- **EXERCISE BRIEF**
Go through the entries below and pick out every line with "Interest".

- **SUPPLIED ENTRIES**
# # # # # # #
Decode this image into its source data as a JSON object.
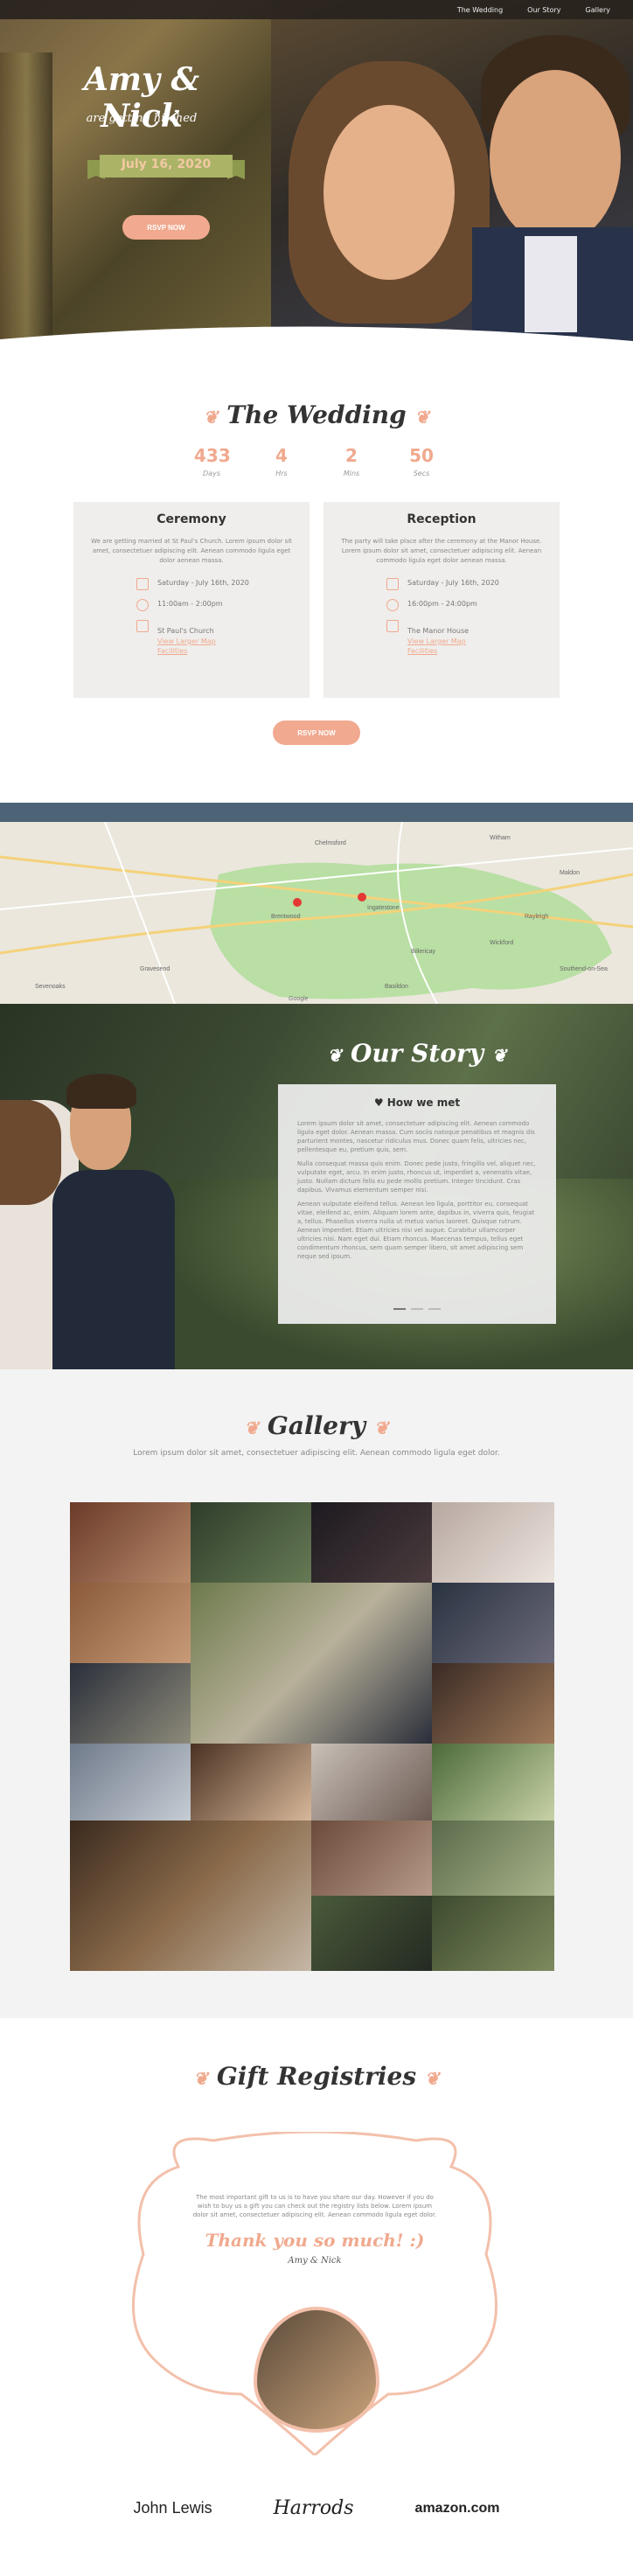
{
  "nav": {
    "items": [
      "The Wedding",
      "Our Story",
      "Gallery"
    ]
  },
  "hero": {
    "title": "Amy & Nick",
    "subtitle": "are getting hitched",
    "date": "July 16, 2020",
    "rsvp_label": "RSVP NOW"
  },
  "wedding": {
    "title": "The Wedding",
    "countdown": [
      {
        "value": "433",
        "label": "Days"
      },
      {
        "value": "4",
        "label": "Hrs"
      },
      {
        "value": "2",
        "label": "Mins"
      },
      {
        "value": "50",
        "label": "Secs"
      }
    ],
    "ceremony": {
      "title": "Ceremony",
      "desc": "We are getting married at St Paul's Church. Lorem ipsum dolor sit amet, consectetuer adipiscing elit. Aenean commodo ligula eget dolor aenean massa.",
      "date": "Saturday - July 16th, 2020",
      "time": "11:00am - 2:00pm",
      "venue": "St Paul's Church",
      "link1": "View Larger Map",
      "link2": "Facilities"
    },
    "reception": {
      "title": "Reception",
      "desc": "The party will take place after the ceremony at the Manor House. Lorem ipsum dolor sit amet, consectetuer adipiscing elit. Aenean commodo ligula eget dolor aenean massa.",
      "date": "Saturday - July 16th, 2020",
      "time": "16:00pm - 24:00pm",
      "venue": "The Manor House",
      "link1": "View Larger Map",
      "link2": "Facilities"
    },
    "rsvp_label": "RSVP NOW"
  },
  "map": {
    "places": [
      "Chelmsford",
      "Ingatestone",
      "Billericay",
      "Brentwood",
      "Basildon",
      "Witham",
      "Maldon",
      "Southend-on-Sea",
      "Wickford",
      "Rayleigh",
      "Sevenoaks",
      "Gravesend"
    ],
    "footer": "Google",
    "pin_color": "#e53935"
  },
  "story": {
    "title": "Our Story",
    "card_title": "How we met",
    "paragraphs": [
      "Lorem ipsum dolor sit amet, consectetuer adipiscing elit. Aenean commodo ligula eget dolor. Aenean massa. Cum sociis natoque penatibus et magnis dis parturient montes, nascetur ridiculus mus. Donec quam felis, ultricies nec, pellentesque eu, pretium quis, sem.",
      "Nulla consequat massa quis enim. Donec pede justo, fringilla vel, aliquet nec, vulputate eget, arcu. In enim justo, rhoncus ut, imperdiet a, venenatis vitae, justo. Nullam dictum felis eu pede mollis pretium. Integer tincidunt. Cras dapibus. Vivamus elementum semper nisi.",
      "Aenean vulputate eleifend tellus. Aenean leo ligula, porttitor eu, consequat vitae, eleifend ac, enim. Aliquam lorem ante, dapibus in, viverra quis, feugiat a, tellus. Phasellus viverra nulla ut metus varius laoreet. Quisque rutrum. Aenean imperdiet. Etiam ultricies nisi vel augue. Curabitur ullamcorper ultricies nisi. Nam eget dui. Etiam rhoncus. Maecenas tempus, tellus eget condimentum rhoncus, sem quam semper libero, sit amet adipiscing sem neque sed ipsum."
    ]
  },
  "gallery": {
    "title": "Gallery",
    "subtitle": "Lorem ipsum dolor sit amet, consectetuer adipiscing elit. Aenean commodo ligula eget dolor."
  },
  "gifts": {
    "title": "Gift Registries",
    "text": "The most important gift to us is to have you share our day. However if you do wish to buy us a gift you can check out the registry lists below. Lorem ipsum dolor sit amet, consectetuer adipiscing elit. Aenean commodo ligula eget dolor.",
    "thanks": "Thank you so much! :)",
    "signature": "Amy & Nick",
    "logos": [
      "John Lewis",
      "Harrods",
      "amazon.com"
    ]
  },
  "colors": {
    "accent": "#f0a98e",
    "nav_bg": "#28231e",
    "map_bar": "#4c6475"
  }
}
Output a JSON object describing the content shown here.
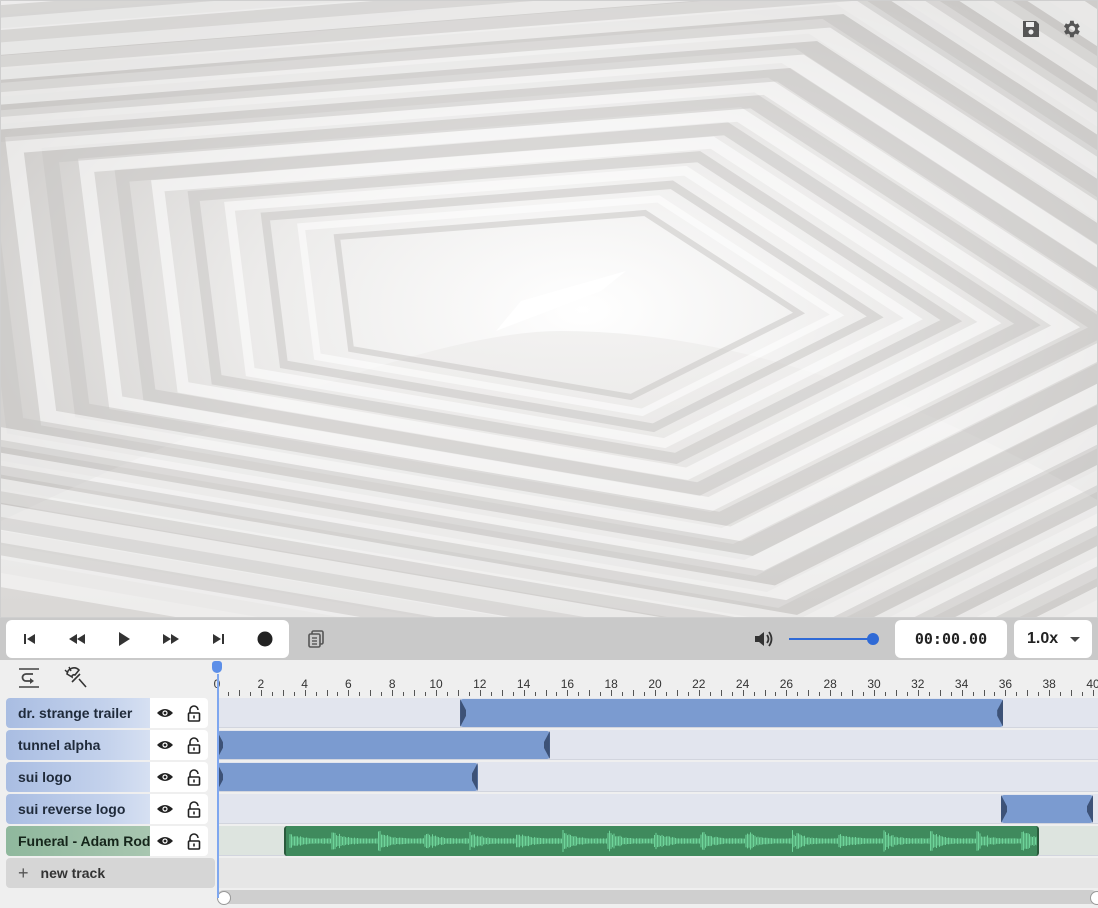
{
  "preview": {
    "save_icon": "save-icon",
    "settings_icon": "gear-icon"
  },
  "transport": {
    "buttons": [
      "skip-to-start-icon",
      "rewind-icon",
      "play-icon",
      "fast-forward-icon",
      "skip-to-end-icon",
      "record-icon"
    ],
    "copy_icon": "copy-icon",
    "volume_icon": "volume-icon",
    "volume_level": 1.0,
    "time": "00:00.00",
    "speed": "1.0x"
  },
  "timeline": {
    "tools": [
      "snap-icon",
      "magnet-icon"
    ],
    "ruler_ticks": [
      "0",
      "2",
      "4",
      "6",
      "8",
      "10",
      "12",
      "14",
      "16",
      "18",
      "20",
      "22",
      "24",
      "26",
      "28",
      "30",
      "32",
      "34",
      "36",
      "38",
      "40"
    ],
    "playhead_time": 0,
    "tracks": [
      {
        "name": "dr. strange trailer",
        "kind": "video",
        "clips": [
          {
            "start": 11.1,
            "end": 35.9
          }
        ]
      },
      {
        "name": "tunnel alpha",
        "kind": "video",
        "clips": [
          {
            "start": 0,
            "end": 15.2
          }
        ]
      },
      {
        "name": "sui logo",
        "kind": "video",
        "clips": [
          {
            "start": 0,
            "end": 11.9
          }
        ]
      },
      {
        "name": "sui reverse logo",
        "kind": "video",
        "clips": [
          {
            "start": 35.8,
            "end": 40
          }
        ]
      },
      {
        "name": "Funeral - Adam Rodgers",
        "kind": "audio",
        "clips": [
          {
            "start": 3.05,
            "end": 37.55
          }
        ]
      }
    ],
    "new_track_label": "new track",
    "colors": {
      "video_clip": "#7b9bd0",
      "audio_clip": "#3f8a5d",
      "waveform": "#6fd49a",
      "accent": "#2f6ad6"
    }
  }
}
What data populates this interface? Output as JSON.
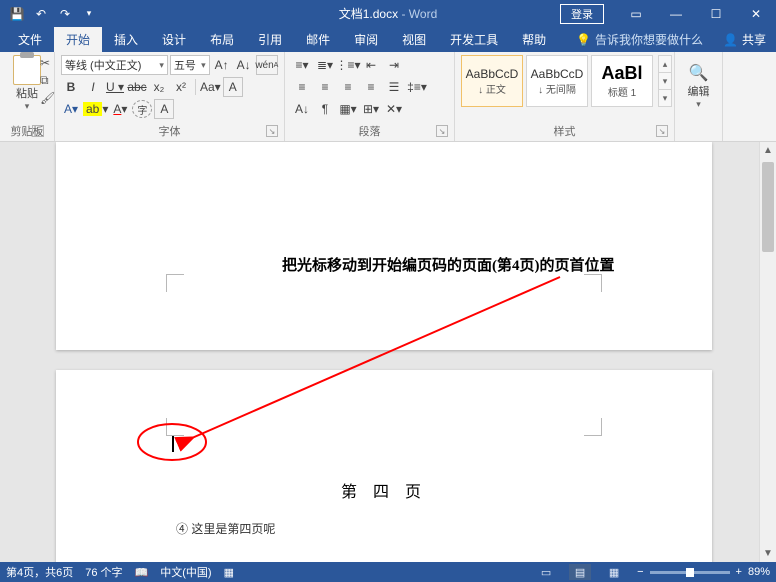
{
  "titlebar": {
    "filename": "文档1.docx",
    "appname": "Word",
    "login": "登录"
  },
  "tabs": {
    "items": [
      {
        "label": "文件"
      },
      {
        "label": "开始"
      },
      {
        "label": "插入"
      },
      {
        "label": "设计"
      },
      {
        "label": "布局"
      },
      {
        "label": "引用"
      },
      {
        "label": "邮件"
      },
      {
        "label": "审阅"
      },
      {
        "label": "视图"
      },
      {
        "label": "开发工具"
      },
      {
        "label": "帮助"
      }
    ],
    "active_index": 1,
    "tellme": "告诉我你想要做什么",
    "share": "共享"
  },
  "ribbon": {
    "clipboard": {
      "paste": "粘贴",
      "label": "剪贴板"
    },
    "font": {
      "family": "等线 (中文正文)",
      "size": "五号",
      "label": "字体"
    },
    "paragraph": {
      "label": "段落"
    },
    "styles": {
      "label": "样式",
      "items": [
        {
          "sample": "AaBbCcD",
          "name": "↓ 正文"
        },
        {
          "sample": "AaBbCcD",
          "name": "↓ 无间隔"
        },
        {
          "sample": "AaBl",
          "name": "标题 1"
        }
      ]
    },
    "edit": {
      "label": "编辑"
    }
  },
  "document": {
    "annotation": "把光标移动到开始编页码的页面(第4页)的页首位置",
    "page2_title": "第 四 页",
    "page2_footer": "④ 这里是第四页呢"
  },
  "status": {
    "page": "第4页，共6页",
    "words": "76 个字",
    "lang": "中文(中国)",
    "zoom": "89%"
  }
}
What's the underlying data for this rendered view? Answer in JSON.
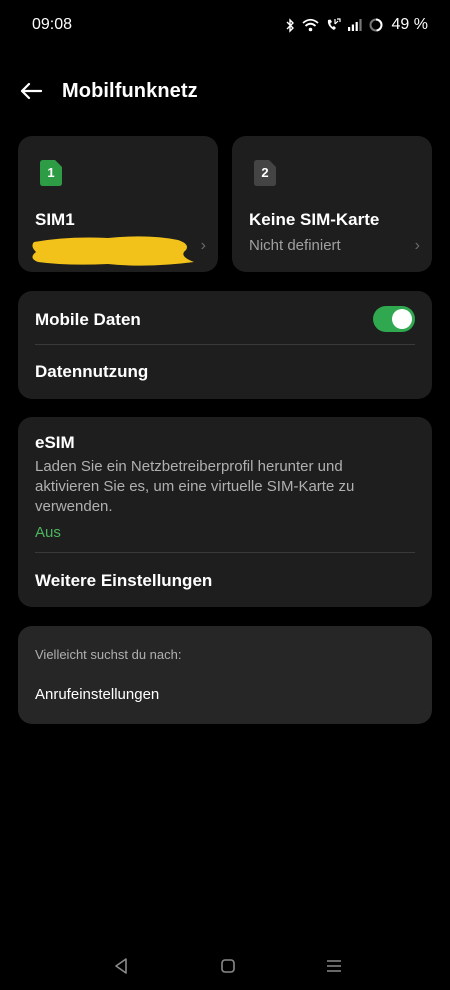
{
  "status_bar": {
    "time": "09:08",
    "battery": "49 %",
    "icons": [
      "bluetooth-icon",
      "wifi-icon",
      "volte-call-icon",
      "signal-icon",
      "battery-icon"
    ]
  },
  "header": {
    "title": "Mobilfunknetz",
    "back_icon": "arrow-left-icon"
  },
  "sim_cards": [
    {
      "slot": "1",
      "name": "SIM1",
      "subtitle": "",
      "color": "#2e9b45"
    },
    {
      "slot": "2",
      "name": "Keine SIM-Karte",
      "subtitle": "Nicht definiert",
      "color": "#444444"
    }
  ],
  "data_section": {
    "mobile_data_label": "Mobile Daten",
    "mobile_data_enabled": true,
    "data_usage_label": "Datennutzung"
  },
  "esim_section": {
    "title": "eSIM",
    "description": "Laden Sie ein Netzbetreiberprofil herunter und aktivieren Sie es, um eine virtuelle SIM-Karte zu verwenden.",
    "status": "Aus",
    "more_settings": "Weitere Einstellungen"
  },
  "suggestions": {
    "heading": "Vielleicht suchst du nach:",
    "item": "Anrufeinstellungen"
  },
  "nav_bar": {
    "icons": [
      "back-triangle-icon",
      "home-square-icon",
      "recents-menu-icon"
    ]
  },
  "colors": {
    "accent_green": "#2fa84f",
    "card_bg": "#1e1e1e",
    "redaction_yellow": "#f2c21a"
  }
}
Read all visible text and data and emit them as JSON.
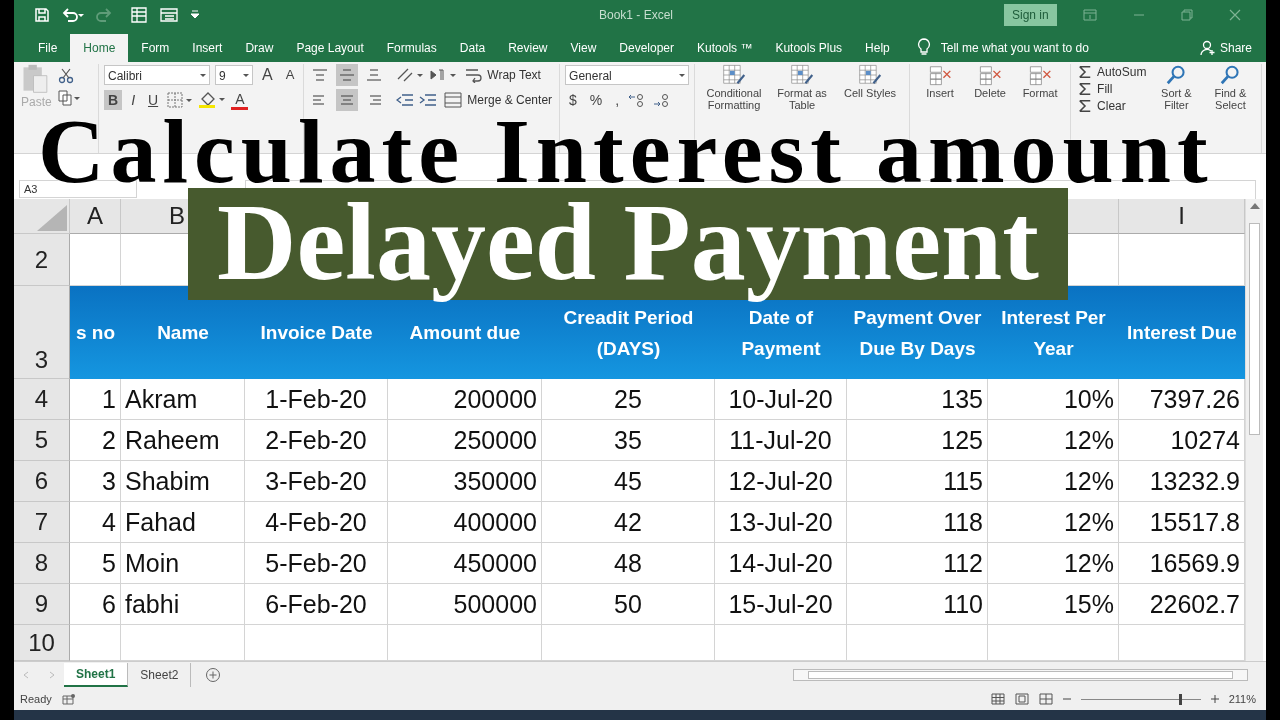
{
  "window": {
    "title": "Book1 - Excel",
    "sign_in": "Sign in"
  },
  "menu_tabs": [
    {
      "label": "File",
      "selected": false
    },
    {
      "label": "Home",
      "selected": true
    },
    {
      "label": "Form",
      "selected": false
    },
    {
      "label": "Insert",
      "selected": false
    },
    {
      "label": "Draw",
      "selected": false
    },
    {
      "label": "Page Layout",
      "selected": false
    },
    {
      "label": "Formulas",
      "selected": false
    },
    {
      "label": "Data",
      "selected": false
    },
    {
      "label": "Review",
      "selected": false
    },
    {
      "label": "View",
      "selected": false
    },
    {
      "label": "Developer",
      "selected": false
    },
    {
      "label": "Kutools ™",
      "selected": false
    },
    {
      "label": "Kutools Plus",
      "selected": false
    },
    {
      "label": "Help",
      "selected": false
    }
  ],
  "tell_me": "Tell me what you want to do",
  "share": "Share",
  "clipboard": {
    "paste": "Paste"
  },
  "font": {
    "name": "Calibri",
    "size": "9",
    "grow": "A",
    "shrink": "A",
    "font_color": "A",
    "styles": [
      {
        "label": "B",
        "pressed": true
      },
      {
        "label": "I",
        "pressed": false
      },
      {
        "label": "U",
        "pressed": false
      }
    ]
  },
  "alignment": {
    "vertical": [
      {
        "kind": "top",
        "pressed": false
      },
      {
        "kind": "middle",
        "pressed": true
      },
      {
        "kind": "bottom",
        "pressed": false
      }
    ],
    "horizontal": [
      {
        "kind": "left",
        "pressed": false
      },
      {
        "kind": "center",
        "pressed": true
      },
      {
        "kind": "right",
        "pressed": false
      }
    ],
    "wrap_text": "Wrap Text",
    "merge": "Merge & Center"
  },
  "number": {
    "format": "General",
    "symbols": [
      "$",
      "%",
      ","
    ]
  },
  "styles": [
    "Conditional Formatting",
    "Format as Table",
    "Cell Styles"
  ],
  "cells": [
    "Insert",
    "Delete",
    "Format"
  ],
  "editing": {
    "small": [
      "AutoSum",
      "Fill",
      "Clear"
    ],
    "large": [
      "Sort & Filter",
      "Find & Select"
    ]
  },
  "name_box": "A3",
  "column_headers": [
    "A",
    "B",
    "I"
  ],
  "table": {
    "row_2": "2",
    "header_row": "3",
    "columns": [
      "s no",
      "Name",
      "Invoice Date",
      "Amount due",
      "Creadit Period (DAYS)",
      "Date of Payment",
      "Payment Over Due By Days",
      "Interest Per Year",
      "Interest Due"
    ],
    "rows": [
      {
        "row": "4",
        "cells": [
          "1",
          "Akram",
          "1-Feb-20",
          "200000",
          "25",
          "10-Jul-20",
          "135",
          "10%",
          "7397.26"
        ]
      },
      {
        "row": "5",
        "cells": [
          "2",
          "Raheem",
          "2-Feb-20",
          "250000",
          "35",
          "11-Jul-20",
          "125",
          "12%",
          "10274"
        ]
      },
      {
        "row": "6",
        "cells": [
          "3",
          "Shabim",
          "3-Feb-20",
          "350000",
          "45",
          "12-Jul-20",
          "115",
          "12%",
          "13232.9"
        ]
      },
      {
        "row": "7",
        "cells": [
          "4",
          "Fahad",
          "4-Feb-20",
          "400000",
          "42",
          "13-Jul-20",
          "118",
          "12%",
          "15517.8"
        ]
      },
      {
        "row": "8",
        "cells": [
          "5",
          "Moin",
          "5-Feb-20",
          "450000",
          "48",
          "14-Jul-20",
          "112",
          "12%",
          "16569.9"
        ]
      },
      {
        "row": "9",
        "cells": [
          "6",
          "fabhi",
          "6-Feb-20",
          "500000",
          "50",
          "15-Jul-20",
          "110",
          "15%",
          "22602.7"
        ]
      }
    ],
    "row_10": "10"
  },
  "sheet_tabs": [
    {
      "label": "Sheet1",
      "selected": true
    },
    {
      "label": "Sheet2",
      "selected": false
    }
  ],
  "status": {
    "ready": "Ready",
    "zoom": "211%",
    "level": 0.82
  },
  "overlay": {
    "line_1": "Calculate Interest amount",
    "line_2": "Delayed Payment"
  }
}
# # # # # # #
- **FINAL ANSWER**
      "Interest Per Year",
      "Interest Due"
    "line_1": "Calculate Interest amount",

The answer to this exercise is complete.